Twitter flagged the video, which has since been deleted from Scalise’s Twitter feed, as “manipulated,” while Barkan called for its removal. The Medicare for All advocate has amyotrophic lateral sclerosis, the incurable disease known as ALS, and he uses eye tracking technology combined with speech-generating devices to help him communicate.
“[email protected], These are not my words. I have lost my ability to speak, but not my agency or my thoughts,” Barkan tweeted Sunday. “You and your team have doctored my words for your own political gain. Please remove this video immediately. You owe the entire disability community an apology.”
Scalise spokeswoman Lauren Fine told The Washington Post in an email that the video shared by the congressman had been “condensed … to the essence of what he was asking, as is common practice for clips run on TV and social media, no matter the speaker” — a position reiterated by Scalise on Monday.
“Multiple times Joe Biden has [been] asked if he supports redirecting money away from police, and Joe Biden says yes.

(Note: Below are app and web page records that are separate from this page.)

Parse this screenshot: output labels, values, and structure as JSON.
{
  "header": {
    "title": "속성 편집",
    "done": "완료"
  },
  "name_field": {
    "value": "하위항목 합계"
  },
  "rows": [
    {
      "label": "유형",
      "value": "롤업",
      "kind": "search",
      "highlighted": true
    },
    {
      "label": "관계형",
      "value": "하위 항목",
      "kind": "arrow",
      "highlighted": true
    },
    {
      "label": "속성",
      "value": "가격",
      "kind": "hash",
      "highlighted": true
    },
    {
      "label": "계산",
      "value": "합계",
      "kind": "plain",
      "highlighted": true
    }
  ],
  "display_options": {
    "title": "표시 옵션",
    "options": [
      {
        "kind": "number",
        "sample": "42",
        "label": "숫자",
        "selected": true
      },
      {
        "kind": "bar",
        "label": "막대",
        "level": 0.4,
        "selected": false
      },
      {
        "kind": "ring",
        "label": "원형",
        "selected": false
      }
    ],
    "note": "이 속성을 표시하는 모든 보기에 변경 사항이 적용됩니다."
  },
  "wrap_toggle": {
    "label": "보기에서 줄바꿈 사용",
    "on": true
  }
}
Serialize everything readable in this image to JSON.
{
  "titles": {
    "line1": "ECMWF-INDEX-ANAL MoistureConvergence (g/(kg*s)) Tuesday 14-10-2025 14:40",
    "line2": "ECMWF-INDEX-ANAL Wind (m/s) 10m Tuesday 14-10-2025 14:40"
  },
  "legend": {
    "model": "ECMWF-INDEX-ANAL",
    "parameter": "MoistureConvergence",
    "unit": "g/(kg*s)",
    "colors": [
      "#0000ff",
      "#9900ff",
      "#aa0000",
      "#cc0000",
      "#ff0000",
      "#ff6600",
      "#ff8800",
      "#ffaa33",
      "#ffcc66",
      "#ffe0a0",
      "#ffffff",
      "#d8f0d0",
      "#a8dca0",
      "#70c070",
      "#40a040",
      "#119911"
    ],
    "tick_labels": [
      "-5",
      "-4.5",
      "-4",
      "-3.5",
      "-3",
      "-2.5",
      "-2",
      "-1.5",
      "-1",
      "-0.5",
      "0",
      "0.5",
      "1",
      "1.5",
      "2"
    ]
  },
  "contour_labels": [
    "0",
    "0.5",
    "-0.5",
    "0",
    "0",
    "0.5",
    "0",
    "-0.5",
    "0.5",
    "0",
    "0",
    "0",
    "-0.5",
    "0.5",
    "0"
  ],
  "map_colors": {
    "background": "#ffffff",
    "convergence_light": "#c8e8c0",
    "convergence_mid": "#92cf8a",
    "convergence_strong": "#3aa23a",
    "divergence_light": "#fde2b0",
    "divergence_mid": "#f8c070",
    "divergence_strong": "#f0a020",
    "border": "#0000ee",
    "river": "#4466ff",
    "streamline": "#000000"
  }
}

Redirecting and defunding the police are the same thing,” Scalise said. “If you’re a police officer and they’re redirecting money away from you, [it] doesn’t matter where else it’s going. It’s going to make it harder for those police officers to do their job safely, and to keep those communities safe.”

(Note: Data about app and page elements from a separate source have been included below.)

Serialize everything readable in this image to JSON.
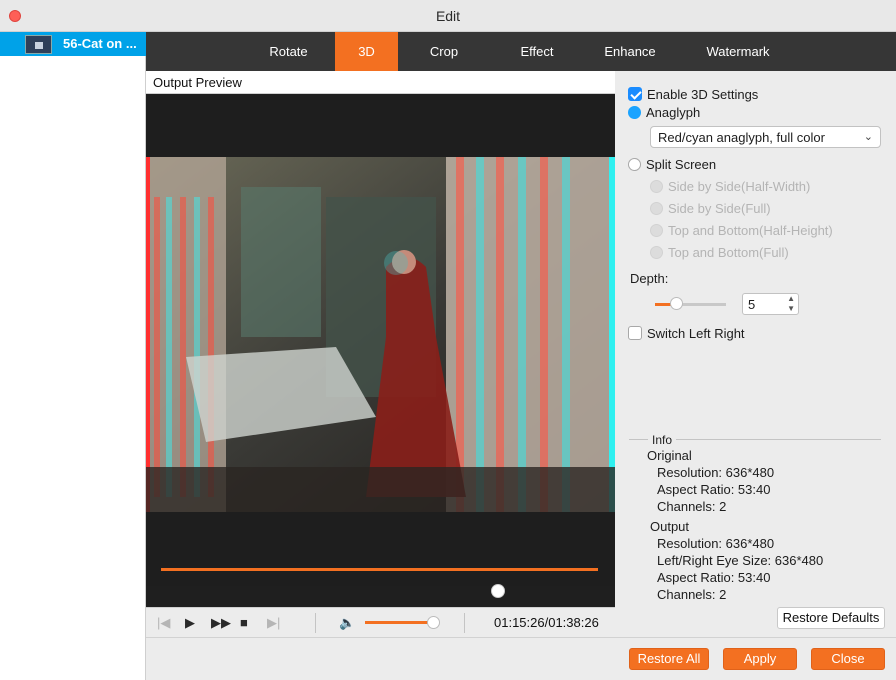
{
  "window": {
    "title": "Edit"
  },
  "file_list": {
    "items": [
      {
        "label": "56-Cat on ..."
      }
    ]
  },
  "tabs": [
    {
      "label": "Rotate",
      "active": false
    },
    {
      "label": "3D",
      "active": true
    },
    {
      "label": "Crop",
      "active": false
    },
    {
      "label": "Effect",
      "active": false
    },
    {
      "label": "Enhance",
      "active": false
    },
    {
      "label": "Watermark",
      "active": false
    }
  ],
  "preview": {
    "label": "Output Preview",
    "timecode": "01:15:26/01:38:26",
    "seek_progress": 0.78,
    "volume_level": 0.9
  },
  "settings": {
    "enable_3d": {
      "label": "Enable 3D Settings",
      "checked": true
    },
    "anaglyph": {
      "label": "Anaglyph",
      "selected": true
    },
    "anaglyph_mode": {
      "value": "Red/cyan anaglyph, full color"
    },
    "split_screen": {
      "label": "Split Screen",
      "selected": false
    },
    "split_options": [
      "Side by Side(Half-Width)",
      "Side by Side(Full)",
      "Top and Bottom(Half-Height)",
      "Top and Bottom(Full)"
    ],
    "depth": {
      "label": "Depth:",
      "value": "5",
      "level": 0.3
    },
    "switch_left_right": {
      "label": "Switch Left Right",
      "checked": false
    }
  },
  "info": {
    "title": "Info",
    "original": {
      "heading": "Original",
      "resolution": "Resolution: 636*480",
      "aspect": "Aspect Ratio: 53:40",
      "channels": "Channels: 2"
    },
    "output": {
      "heading": "Output",
      "resolution": "Resolution: 636*480",
      "eye_size": "Left/Right Eye Size: 636*480",
      "aspect": "Aspect Ratio: 53:40",
      "channels": "Channels: 2"
    }
  },
  "buttons": {
    "restore_defaults": "Restore Defaults",
    "restore_all": "Restore All",
    "apply": "Apply",
    "close": "Close"
  },
  "colors": {
    "accent": "#f37021",
    "selection": "#00a2e8",
    "check": "#1a8cff"
  }
}
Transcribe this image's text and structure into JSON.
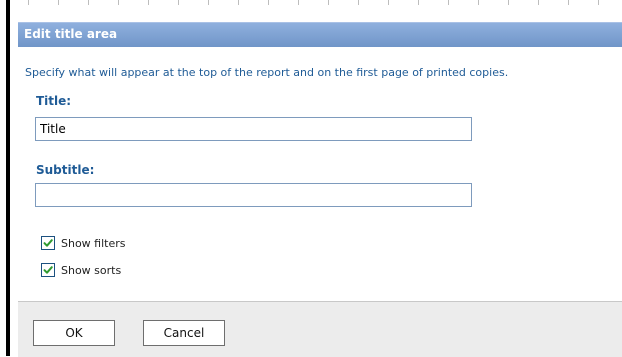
{
  "dialog": {
    "title": "Edit title area",
    "description": "Specify what will appear at the top of the report and on the first page of printed copies."
  },
  "fields": {
    "title_label": "Title:",
    "title_value": "Title",
    "subtitle_label": "Subtitle:",
    "subtitle_value": ""
  },
  "options": {
    "show_filters_label": "Show filters",
    "show_filters_checked": true,
    "show_sorts_label": "Show sorts",
    "show_sorts_checked": true
  },
  "buttons": {
    "ok_label": "OK",
    "cancel_label": "Cancel"
  },
  "colors": {
    "header_bg": "#7f9fcf",
    "label_text": "#1f5b96",
    "checkmark": "#2f9a2f"
  }
}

President Donald Trump and his allies have repeatedly and falsely claimed that Biden supports defunding police, a proposal that gained greater prominence this summer amid nationwide protests against police brutality and racial injustice. But Biden supports no such policy, and while he favors more police reforms and oversight, his campaign has put forward a criminal justice plan calling for an additional $300 million in funding to police departments.